_Task to complete_.
Please write back every entry exactly, character for character.

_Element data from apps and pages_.
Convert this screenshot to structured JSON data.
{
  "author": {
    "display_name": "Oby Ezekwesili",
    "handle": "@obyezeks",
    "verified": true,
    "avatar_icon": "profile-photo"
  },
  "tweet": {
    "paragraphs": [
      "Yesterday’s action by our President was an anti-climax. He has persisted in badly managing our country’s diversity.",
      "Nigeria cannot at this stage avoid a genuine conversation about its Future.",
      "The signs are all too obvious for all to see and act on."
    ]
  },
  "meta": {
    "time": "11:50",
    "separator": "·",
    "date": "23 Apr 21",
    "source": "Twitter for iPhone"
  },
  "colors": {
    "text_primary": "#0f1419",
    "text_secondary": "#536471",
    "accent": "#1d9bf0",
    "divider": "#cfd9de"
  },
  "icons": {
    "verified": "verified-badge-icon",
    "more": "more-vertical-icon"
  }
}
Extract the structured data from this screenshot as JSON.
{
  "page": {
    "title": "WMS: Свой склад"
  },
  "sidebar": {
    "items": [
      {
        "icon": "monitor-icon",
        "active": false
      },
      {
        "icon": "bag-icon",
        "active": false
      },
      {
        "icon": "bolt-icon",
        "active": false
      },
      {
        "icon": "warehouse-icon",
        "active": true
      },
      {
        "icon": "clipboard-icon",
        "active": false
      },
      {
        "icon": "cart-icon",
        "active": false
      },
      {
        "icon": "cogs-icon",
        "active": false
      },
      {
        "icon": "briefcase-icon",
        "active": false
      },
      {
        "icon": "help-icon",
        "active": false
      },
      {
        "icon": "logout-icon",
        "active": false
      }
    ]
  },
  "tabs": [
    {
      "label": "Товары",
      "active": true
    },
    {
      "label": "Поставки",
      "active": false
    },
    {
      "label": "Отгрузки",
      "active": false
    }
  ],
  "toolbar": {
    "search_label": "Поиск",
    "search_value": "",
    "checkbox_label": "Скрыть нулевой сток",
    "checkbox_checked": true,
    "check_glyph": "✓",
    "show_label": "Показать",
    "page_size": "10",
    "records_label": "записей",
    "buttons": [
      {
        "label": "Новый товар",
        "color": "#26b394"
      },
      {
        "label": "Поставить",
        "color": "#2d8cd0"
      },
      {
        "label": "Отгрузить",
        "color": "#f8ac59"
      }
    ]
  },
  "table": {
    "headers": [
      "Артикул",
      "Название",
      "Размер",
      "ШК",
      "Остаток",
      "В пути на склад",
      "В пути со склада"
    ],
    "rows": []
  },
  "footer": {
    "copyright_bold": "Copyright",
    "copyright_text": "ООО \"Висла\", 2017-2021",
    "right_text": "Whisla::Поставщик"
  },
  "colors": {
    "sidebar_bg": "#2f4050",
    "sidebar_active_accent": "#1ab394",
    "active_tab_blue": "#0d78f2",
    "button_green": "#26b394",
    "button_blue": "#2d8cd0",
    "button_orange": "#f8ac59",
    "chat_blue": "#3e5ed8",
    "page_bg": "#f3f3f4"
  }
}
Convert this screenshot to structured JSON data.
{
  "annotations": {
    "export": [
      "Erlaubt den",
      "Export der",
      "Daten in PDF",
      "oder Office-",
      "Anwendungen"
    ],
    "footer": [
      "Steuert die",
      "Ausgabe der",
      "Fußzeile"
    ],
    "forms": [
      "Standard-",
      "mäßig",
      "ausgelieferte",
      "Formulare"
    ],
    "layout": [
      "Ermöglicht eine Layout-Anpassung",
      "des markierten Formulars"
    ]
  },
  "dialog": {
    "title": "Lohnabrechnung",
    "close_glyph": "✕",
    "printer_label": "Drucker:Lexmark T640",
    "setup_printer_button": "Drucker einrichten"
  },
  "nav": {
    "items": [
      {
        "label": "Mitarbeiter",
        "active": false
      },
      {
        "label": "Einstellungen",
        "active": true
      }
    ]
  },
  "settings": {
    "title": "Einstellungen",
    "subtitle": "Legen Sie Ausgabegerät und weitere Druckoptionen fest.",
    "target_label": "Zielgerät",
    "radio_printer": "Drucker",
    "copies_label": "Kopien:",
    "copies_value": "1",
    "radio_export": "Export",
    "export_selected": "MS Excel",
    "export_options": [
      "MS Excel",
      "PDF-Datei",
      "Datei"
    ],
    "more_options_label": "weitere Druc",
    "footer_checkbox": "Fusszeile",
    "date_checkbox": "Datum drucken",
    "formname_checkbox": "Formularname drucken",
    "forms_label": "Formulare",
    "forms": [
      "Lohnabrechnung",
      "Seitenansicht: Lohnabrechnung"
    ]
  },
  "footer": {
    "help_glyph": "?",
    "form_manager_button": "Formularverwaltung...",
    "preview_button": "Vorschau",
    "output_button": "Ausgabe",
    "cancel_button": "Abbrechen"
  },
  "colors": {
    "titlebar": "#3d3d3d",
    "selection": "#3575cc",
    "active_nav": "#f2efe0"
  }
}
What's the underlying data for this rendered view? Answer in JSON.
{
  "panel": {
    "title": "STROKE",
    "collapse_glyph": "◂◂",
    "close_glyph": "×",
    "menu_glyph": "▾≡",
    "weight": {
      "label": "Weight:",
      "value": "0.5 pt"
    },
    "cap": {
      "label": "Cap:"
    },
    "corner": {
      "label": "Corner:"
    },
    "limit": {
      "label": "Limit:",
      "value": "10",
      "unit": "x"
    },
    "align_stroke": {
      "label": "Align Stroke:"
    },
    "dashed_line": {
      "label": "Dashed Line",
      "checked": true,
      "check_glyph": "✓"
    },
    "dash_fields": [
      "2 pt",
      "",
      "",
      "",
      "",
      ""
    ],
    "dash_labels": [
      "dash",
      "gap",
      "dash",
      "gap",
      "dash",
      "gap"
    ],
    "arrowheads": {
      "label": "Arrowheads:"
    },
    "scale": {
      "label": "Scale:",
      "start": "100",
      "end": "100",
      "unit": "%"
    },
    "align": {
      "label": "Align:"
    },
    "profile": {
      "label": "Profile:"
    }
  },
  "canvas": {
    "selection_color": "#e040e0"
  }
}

_Solution for this exercise_.
Convert this screenshot to structured JSON data.
{
  "author": {
    "display_name": "Oby Ezekwesili",
    "handle": "@obyezeks",
    "verified": true,
    "avatar_icon": "profile-photo"
  },
  "tweet": {
    "paragraphs": [
      "Yesterday’s action by our President was an anti-climax. He has persisted in badly managing our country’s diversity.",
      "Nigeria cannot at this stage avoid a genuine conversation about its Future.",
      "The signs are all too obvious for all to see and act on."
    ]
  },
  "meta": {
    "time": "11:50",
    "separator": "·",
    "date": "23 Apr 21",
    "source": "Twitter for iPhone"
  },
  "colors": {
    "text_primary": "#0f1419",
    "text_secondary": "#536471",
    "accent": "#1d9bf0",
    "divider": "#cfd9de"
  },
  "icons": {
    "verified": "verified-badge-icon",
    "more": "more-vertical-icon"
  }
}
Extract the structured data from this screenshot as JSON.
{
  "page": {
    "title": "WMS: Свой склад"
  },
  "sidebar": {
    "items": [
      {
        "icon": "monitor-icon",
        "active": false
      },
      {
        "icon": "bag-icon",
        "active": false
      },
      {
        "icon": "bolt-icon",
        "active": false
      },
      {
        "icon": "warehouse-icon",
        "active": true
      },
      {
        "icon": "clipboard-icon",
        "active": false
      },
      {
        "icon": "cart-icon",
        "active": false
      },
      {
        "icon": "cogs-icon",
        "active": false
      },
      {
        "icon": "briefcase-icon",
        "active": false
      },
      {
        "icon": "help-icon",
        "active": false
      },
      {
        "icon": "logout-icon",
        "active": false
      }
    ]
  },
  "tabs": [
    {
      "label": "Товары",
      "active": true
    },
    {
      "label": "Поставки",
      "active": false
    },
    {
      "label": "Отгрузки",
      "active": false
    }
  ],
  "toolbar": {
    "search_label": "Поиск",
    "search_value": "",
    "checkbox_label": "Скрыть нулевой сток",
    "checkbox_checked": true,
    "check_glyph": "✓",
    "show_label": "Показать",
    "page_size": "10",
    "records_label": "записей",
    "buttons": [
      {
        "label": "Новый товар",
        "color": "#26b394"
      },
      {
        "label": "Поставить",
        "color": "#2d8cd0"
      },
      {
        "label": "Отгрузить",
        "color": "#f8ac59"
      }
    ]
  },
  "table": {
    "headers": [
      "Артикул",
      "Название",
      "Размер",
      "ШК",
      "Остаток",
      "В пути на склад",
      "В пути со склада"
    ],
    "rows": []
  },
  "footer": {
    "copyright_bold": "Copyright",
    "copyright_text": "ООО \"Висла\", 2017-2021",
    "right_text": "Whisla::Поставщик"
  },
  "colors": {
    "sidebar_bg": "#2f4050",
    "sidebar_active_accent": "#1ab394",
    "active_tab_blue": "#0d78f2",
    "button_green": "#26b394",
    "button_blue": "#2d8cd0",
    "button_orange": "#f8ac59",
    "chat_blue": "#3e5ed8",
    "page_bg": "#f3f3f4"
  }
}
Convert this screenshot to structured JSON data.
{
  "annotations": {
    "export": [
      "Erlaubt den",
      "Export der",
      "Daten in PDF",
      "oder Office-",
      "Anwendungen"
    ],
    "footer": [
      "Steuert die",
      "Ausgabe der",
      "Fußzeile"
    ],
    "forms": [
      "Standard-",
      "mäßig",
      "ausgelieferte",
      "Formulare"
    ],
    "layout": [
      "Ermöglicht eine Layout-Anpassung",
      "des markierten Formulars"
    ]
  },
  "dialog": {
    "title": "Lohnabrechnung",
    "close_glyph": "✕",
    "printer_label": "Drucker:Lexmark T640",
    "setup_printer_button": "Drucker einrichten"
  },
  "nav": {
    "items": [
      {
        "label": "Mitarbeiter",
        "active": false
      },
      {
        "label": "Einstellungen",
        "active": true
      }
    ]
  },
  "settings": {
    "title": "Einstellungen",
    "subtitle": "Legen Sie Ausgabegerät und weitere Druckoptionen fest.",
    "target_label": "Zielgerät",
    "radio_printer": "Drucker",
    "copies_label": "Kopien:",
    "copies_value": "1",
    "radio_export": "Export",
    "export_selected": "MS Excel",
    "export_options": [
      "MS Excel",
      "PDF-Datei",
      "Datei"
    ],
    "more_options_label": "weitere Druc",
    "footer_checkbox": "Fusszeile",
    "date_checkbox": "Datum drucken",
    "formname_checkbox": "Formularname drucken",
    "forms_label": "Formulare",
    "forms": [
      "Lohnabrechnung",
      "Seitenansicht: Lohnabrechnung"
    ]
  },
  "footer": {
    "help_glyph": "?",
    "form_manager_button": "Formularverwaltung...",
    "preview_button": "Vorschau",
    "output_button": "Ausgabe",
    "cancel_button": "Abbrechen"
  },
  "colors": {
    "titlebar": "#3d3d3d",
    "selection": "#3575cc",
    "active_nav": "#f2efe0"
  }
}
What's the underlying data for this rendered view? Answer in JSON.
{
  "panel": {
    "title": "STROKE",
    "collapse_glyph": "◂◂",
    "close_glyph": "×",
    "menu_glyph": "▾≡",
    "weight": {
      "label": "Weight:",
      "value": "0.5 pt"
    },
    "cap": {
      "label": "Cap:"
    },
    "corner": {
      "label": "Corner:"
    },
    "limit": {
      "label": "Limit:",
      "value": "10",
      "unit": "x"
    },
    "align_stroke": {
      "label": "Align Stroke:"
    },
    "dashed_line": {
      "label": "Dashed Line",
      "checked": true,
      "check_glyph": "✓"
    },
    "dash_fields": [
      "2 pt",
      "",
      "",
      "",
      "",
      ""
    ],
    "dash_labels": [
      "dash",
      "gap",
      "dash",
      "gap",
      "dash",
      "gap"
    ],
    "arrowheads": {
      "label": "Arrowheads:"
    },
    "scale": {
      "label": "Scale:",
      "start": "100",
      "end": "100",
      "unit": "%"
    },
    "align": {
      "label": "Align:"
    },
    "profile": {
      "label": "Profile:"
    }
  },
  "canvas": {
    "selection_color": "#e040e0"
  }
}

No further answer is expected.